It is normal that many times we doubt the physical work that is done in the water, due to different perceptions that we have, either because we float without effort, we do not sweat, there is less sensation of heat, less intensity when doing the exercises, among others.
People with heart conditions should swimming with Lifeguard training near me in warm waters between 26º and 33º C, outside of that range the heart has to work harder, which could cause tachycardia. On the other hand, excess temperature can cause arterial hypotension (the heart and other organs do not receive enough blood) and dizziness. On the contrary, an excessively low temperature can favor the appearance of arrhythmias and also chest pain.
Strengthens the heart:
As swimming is an aerobic exercise, it makes the pumping of the heart efficient, thereby achieving better blood flow throughout the body. In addition, the arteries are strengthened and the muscles are filled with more blood vessels, being more resistant to fatigue.
Reduces blood pressure: This occurs when the body is submerged under water, if this practice is continuous, it can help lower our systolic blood pressure by up to 10 mmHg (millimeters of mercury). The heart also pumps more slowly in response to temperature change. Likewise, it contributes to the contraction being more efficient, needing to beat fewer times per minute to maintain cardiac output.
Reduces blood pressure:
This occurs when the body is submerged under water, if this practice is continuous, it can help lower our systolic blood pressure by up to 10 mmHg (millimeters of mercury). The heart also pumps more slowly in response to temperature change. Likewise, it contributes to the contraction being more efficient, needing to beat fewer times per minute to maintain cardiac output.
Reduces the risk of diabetes:
This will depend on how many times you practice sports, aerobic exercises reduce the chances of developing diabetes by up to 6%. Swimming increases the sensitivity of our different organs to insulin. Diabetics should engage in 150 minutes of moderate-intensity physical activity per week, such as swimming practice, to help control blood glucose.

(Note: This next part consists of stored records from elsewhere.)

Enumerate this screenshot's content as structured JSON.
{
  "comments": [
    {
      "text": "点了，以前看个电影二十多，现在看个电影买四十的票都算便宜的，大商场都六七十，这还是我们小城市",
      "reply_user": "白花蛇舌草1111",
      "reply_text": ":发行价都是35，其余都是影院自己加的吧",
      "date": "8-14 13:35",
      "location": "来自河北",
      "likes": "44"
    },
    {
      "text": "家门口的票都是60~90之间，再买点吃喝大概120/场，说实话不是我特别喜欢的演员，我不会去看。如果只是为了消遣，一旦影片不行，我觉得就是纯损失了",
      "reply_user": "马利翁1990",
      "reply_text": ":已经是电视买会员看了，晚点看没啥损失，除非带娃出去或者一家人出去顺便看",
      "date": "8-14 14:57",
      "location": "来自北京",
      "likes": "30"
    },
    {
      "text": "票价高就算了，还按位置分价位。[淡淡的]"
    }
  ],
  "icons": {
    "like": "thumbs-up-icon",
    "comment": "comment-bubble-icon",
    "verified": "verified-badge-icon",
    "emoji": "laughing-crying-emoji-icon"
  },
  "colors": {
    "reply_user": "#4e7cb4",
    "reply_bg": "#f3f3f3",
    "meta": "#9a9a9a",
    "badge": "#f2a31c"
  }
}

Swimming can definitely be the recommended exercise for patients with heart disease, not only because of its physical and mental benefits, but also because older patients with this type of disease will generally have poorer physical capacity to start with and will associate joint problems, that hinder other types of activity.
Why swimming is good for health
Do you practice any sport? Soccer, tennis, running…? There is a growing awareness of the importance of sport in our lives, but have you ever considered swimming? You may not know it, but swimming has countless benefits for our health. Do you know us yet? Keep reading.
It is positive for health at different levels:
- It exercises the heart and thereby improves circulation by helping blood pump, which allows the body to drain more easily.
- By strengthening the muscles that are responsible for breathing with training, it helps to gain lung capacity.
- It is beneficial for the back, since it facilitates the correction of posture and strengthens its muscles.
- With swimming we exercise the legs, arms, torso and hips.
- We burn a large number of calories due to the efforts that our muscles must make due to the resistance offered by the water to movements.
- Swimming helps us gain flexibility by exercising the joints and their movements.